In January I will resume teaching on a limited basis, dealing first with a short course on sense of place. So, I went to my local library--love my library--and checked out a book I had stumbled across online: Michael Perry's Population, 485. Of course, I was drawn to it because it is written by a nurse who became an EMT in his tiny home town in Wisconsin. Okay, I thought, this is the sort of thing I might want to read and recommend to my students. Within the hour, settled into a comfy chair in my neighborhood coffee shop, mango tea and lemon cake at the ready, I cracked the book and fell in love! And that was before I looked at the author's picture on the back flap. Perry looks like a wool-shirt hunk, just the guy to change a tire or save a life at the flip of a siren switch. But I'm not that much of a sucker for a hunk without brains. He had to prove himself. And he did, whew!

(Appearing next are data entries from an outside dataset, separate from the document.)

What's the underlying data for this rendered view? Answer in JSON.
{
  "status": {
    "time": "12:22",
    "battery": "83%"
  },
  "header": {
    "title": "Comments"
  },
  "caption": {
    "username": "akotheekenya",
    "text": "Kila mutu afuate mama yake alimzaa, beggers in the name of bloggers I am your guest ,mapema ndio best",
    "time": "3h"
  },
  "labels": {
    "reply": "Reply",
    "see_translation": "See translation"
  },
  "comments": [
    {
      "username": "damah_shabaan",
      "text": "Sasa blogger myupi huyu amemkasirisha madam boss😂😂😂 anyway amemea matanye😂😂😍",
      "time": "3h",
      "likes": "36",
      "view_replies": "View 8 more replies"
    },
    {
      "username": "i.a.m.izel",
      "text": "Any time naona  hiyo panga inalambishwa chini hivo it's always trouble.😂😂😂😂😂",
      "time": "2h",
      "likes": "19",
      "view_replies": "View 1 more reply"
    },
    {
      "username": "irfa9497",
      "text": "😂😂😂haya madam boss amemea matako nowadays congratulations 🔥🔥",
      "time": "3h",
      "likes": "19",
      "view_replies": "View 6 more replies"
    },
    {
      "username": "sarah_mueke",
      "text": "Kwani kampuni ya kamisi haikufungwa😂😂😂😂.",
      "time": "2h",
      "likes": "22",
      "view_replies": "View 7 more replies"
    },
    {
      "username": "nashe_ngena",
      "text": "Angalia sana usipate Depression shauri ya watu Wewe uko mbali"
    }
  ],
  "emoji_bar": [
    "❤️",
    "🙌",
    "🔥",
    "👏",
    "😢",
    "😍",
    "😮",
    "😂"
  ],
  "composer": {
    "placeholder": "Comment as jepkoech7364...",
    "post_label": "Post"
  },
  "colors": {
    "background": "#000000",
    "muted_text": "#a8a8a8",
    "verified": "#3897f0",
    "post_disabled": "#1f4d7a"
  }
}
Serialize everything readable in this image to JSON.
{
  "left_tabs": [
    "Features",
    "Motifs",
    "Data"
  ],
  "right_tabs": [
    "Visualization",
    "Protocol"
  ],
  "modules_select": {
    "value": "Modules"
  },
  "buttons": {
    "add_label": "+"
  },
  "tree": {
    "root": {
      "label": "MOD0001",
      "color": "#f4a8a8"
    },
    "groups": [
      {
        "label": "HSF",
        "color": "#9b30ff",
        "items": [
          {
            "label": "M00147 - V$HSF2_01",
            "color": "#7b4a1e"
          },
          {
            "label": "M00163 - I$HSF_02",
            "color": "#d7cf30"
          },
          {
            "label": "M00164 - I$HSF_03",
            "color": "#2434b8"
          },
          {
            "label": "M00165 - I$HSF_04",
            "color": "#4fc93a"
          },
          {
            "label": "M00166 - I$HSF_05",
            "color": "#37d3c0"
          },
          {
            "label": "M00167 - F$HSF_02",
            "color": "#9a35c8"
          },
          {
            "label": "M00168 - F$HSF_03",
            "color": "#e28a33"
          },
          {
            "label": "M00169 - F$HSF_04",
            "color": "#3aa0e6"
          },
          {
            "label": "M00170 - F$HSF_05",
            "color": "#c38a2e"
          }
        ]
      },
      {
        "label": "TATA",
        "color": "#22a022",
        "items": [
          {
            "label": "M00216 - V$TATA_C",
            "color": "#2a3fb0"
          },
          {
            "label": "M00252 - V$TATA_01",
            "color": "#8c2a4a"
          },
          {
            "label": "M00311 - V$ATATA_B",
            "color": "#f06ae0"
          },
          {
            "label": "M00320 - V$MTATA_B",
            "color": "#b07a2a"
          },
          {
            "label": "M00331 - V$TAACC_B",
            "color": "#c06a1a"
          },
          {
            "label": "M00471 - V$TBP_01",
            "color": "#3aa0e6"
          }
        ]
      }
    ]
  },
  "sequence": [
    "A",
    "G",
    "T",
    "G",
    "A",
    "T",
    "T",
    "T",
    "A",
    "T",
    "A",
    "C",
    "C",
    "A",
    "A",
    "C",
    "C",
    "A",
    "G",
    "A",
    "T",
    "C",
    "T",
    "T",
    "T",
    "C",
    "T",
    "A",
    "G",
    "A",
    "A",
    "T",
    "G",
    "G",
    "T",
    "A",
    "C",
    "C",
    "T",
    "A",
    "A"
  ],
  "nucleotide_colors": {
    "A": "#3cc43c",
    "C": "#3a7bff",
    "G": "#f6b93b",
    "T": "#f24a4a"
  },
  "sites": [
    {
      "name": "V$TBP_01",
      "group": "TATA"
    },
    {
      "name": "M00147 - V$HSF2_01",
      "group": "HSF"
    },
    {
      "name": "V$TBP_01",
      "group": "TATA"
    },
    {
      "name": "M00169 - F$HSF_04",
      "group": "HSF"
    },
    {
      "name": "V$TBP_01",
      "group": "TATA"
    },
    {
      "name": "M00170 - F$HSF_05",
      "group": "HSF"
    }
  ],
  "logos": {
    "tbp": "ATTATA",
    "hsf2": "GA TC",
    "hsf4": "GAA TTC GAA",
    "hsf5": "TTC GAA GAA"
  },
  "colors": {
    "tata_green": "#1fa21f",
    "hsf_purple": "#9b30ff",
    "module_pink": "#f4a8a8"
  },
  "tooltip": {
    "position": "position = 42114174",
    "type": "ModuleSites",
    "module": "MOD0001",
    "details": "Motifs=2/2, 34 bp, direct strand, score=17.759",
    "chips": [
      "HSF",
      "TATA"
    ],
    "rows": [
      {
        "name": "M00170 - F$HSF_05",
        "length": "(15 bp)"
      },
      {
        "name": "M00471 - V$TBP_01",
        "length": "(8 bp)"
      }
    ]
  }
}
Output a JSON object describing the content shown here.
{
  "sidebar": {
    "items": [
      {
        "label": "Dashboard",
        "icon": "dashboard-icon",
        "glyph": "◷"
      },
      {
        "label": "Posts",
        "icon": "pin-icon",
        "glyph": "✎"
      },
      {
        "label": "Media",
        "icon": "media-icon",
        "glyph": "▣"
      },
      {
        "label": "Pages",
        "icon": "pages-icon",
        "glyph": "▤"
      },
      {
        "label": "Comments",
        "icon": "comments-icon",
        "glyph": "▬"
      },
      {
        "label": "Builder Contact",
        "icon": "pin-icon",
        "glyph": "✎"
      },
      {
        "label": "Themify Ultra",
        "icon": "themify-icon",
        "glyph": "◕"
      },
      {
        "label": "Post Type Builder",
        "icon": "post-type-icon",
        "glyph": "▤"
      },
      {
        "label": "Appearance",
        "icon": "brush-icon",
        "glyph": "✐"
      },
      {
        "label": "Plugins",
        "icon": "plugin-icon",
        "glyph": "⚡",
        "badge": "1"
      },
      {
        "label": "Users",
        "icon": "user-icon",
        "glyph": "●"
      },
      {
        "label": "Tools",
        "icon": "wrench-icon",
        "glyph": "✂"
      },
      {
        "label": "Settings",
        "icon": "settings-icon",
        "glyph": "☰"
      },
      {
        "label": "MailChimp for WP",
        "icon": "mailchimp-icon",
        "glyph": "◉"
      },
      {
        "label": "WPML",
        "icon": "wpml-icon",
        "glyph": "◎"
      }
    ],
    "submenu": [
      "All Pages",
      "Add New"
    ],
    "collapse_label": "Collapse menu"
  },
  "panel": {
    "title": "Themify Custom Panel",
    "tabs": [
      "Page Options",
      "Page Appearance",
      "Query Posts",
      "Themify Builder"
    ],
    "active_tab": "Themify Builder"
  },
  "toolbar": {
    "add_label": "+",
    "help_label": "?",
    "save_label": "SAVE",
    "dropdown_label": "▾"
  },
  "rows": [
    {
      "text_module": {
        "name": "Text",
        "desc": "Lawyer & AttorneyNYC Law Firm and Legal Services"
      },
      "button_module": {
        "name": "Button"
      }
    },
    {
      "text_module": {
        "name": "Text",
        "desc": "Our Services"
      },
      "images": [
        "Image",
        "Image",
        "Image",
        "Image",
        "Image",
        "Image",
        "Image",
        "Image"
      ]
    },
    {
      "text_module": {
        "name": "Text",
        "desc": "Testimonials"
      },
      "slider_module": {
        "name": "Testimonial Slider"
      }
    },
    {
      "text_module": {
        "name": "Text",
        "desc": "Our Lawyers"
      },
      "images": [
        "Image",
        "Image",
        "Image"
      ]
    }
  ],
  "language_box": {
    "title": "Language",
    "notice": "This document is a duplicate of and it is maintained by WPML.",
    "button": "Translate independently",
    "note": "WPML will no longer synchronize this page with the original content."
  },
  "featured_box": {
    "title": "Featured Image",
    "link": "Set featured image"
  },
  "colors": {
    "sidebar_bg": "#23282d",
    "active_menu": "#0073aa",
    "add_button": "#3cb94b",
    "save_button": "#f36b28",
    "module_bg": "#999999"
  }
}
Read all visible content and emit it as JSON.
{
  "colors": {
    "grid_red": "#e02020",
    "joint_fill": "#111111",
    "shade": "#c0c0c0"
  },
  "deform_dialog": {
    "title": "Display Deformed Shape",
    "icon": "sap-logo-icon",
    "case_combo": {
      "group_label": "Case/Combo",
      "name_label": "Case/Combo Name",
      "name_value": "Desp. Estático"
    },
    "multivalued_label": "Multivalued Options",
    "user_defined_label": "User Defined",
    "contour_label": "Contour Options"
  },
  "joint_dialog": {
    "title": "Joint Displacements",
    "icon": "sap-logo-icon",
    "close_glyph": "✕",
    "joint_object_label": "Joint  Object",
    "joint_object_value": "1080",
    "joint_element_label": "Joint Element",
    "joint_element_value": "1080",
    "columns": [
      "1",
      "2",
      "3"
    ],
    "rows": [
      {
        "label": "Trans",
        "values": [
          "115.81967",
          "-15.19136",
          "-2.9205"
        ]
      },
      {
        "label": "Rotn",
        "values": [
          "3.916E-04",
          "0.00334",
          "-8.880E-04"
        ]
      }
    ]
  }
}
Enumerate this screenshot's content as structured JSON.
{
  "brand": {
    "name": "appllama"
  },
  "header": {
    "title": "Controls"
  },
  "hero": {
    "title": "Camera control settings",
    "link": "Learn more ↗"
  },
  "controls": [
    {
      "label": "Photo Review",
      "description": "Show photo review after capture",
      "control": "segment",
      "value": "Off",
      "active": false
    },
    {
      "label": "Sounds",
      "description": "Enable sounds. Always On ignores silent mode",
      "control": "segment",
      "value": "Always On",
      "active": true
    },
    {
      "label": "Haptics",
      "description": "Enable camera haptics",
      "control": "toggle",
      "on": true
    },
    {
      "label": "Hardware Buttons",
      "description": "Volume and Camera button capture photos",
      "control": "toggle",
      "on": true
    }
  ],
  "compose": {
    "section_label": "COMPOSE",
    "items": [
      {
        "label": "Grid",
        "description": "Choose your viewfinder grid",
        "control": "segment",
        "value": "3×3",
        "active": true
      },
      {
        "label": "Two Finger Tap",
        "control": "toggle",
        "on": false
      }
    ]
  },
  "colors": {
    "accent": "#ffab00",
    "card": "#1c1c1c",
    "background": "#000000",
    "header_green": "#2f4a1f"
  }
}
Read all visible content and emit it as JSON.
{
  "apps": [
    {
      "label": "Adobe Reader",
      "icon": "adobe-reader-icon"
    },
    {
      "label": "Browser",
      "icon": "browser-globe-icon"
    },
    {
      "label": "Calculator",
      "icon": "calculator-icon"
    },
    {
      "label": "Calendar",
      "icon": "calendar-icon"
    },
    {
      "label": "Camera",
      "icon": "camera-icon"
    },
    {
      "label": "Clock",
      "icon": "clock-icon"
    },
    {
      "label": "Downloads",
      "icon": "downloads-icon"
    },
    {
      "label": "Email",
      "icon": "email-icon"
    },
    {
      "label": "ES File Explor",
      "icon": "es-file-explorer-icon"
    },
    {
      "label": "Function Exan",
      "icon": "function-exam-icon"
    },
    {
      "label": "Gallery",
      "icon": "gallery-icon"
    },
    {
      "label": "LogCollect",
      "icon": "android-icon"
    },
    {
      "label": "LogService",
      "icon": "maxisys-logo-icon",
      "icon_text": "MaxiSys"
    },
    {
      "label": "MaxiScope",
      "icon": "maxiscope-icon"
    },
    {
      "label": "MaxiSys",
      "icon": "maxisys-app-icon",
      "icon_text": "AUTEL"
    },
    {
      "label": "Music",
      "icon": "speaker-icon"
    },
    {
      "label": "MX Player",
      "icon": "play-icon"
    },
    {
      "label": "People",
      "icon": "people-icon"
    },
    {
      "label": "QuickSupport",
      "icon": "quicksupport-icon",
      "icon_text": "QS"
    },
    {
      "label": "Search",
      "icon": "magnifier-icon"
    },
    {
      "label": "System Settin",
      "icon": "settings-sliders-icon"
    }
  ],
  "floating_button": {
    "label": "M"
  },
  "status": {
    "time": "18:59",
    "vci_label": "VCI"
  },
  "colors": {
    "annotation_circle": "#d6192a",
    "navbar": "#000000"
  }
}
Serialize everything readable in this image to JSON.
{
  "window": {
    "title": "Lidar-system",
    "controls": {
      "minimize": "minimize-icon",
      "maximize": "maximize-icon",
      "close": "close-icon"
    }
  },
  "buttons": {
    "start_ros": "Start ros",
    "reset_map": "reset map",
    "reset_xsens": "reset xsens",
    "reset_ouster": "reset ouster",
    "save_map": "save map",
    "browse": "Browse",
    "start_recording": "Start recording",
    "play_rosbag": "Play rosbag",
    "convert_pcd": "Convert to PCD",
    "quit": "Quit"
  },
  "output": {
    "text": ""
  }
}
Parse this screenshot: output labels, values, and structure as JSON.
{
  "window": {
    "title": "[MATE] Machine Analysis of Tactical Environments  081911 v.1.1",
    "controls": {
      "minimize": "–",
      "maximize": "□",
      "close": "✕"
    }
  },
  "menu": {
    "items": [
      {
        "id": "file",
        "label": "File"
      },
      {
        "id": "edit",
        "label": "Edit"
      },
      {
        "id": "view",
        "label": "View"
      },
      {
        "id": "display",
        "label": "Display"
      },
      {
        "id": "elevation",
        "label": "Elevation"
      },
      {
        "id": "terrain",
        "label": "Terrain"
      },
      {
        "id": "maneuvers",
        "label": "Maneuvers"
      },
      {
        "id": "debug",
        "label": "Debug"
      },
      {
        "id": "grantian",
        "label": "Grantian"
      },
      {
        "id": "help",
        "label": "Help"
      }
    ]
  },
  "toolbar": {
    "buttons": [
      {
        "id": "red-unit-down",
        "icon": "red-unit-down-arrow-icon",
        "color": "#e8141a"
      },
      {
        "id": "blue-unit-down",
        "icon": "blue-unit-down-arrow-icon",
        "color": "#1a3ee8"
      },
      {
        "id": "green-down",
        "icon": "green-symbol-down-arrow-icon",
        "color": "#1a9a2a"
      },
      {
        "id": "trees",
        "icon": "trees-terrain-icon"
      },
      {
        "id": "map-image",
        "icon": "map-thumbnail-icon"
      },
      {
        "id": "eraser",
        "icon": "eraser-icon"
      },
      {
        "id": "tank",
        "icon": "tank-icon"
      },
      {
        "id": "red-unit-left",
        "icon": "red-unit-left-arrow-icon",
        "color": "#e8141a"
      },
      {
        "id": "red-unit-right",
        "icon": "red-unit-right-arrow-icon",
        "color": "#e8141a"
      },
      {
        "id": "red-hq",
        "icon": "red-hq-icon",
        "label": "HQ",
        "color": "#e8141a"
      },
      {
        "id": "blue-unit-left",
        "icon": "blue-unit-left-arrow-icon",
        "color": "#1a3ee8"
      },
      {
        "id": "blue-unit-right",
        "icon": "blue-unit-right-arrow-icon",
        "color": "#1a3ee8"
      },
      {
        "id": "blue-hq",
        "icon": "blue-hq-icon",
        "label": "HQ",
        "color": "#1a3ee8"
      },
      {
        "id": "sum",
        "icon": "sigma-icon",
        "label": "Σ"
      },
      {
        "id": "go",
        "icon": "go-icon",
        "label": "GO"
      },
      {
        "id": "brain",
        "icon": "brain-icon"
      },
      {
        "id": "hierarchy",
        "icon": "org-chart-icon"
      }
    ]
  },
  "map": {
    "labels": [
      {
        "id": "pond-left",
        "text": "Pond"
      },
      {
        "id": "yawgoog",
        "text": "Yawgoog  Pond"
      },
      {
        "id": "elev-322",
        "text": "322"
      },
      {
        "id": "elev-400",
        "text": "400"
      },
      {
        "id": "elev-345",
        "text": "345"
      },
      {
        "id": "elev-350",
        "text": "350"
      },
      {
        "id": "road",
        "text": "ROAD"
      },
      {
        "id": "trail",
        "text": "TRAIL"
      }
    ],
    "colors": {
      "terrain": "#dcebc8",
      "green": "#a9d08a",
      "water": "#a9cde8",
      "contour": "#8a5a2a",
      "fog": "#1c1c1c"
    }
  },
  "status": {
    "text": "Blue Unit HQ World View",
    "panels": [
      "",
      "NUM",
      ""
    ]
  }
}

We hear often that the opening sentence of a book is the most important. Someone famous has said that it's not the most important sentence; it's the only one. I could imagine some junior editor at Harper Collins jumping out of her chair and racing to a senior editor: "You have got to read this!" I am now imitating that discovery phrase, because anyone who can sink the verbal hook the way Perry does earns my admiration, affection, and a good bit of running around to tell people about his book. Because he wrote this first sentence: "Summer here comes on like a zaftig hippie chick, jazzed on chlorophyll and flinging fistfuls of butterflies to the sun." Just look at it--descriptive writing that tears around like a loose puppy, yipping and all forward motion.The diction tells me instantly who he is and the energy as we move from one word to the next just lights up the reader's mind. I think we should create a Michael Perry Award for the most wonderful opening line ever. Anyone got one better? And leave Ishmael out of it.